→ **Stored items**
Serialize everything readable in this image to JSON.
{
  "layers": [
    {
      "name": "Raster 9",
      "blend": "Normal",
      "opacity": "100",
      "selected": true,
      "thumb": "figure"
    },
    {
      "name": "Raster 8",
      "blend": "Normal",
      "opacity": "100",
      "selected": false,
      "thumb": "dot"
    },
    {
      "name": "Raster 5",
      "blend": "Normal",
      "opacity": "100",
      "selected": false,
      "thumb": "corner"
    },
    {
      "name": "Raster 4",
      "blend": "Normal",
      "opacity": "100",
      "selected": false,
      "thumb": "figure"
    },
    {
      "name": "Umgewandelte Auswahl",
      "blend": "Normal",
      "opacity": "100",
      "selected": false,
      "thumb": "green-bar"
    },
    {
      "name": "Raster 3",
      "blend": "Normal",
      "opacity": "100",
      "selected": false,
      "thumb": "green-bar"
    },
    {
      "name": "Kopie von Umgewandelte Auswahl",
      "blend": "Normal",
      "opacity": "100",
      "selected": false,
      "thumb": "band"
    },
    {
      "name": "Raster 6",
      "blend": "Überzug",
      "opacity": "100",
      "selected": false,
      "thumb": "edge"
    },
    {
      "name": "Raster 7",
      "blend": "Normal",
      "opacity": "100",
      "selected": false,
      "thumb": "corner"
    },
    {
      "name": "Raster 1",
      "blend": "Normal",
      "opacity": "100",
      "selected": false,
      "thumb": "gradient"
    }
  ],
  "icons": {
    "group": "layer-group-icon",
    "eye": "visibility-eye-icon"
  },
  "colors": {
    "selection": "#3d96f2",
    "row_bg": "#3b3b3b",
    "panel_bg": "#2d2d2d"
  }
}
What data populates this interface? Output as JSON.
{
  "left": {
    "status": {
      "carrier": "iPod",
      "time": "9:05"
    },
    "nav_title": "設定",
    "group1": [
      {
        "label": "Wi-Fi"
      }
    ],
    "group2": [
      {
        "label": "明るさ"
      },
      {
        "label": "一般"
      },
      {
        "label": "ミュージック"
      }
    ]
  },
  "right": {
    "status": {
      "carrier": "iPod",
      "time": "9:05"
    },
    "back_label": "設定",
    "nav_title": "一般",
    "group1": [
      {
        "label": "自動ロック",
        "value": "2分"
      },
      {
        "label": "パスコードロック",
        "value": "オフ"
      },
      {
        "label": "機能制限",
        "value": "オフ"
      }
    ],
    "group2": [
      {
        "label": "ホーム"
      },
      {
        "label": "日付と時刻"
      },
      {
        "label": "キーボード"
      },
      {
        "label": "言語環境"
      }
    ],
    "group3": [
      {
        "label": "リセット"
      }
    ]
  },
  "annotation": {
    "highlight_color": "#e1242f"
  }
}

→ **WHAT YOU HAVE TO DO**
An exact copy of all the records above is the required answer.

→ **ANSWER SECTION**
Serialize everything readable in this image to JSON.
{
  "layers": [
    {
      "name": "Raster 9",
      "blend": "Normal",
      "opacity": "100",
      "selected": true,
      "thumb": "figure"
    },
    {
      "name": "Raster 8",
      "blend": "Normal",
      "opacity": "100",
      "selected": false,
      "thumb": "dot"
    },
    {
      "name": "Raster 5",
      "blend": "Normal",
      "opacity": "100",
      "selected": false,
      "thumb": "corner"
    },
    {
      "name": "Raster 4",
      "blend": "Normal",
      "opacity": "100",
      "selected": false,
      "thumb": "figure"
    },
    {
      "name": "Umgewandelte Auswahl",
      "blend": "Normal",
      "opacity": "100",
      "selected": false,
      "thumb": "green-bar"
    },
    {
      "name": "Raster 3",
      "blend": "Normal",
      "opacity": "100",
      "selected": false,
      "thumb": "green-bar"
    },
    {
      "name": "Kopie von Umgewandelte Auswahl",
      "blend": "Normal",
      "opacity": "100",
      "selected": false,
      "thumb": "band"
    },
    {
      "name": "Raster 6",
      "blend": "Überzug",
      "opacity": "100",
      "selected": false,
      "thumb": "edge"
    },
    {
      "name": "Raster 7",
      "blend": "Normal",
      "opacity": "100",
      "selected": false,
      "thumb": "corner"
    },
    {
      "name": "Raster 1",
      "blend": "Normal",
      "opacity": "100",
      "selected": false,
      "thumb": "gradient"
    }
  ],
  "icons": {
    "group": "layer-group-icon",
    "eye": "visibility-eye-icon"
  },
  "colors": {
    "selection": "#3d96f2",
    "row_bg": "#3b3b3b",
    "panel_bg": "#2d2d2d"
  }
}
What data populates this interface? Output as JSON.
{
  "left": {
    "status": {
      "carrier": "iPod",
      "time": "9:05"
    },
    "nav_title": "設定",
    "group1": [
      {
        "label": "Wi-Fi"
      }
    ],
    "group2": [
      {
        "label": "明るさ"
      },
      {
        "label": "一般"
      },
      {
        "label": "ミュージック"
      }
    ]
  },
  "right": {
    "status": {
      "carrier": "iPod",
      "time": "9:05"
    },
    "back_label": "設定",
    "nav_title": "一般",
    "group1": [
      {
        "label": "自動ロック",
        "value": "2分"
      },
      {
        "label": "パスコードロック",
        "value": "オフ"
      },
      {
        "label": "機能制限",
        "value": "オフ"
      }
    ],
    "group2": [
      {
        "label": "ホーム"
      },
      {
        "label": "日付と時刻"
      },
      {
        "label": "キーボード"
      },
      {
        "label": "言語環境"
      }
    ],
    "group3": [
      {
        "label": "リセット"
      }
    ]
  },
  "annotation": {
    "highlight_color": "#e1242f"
  }
}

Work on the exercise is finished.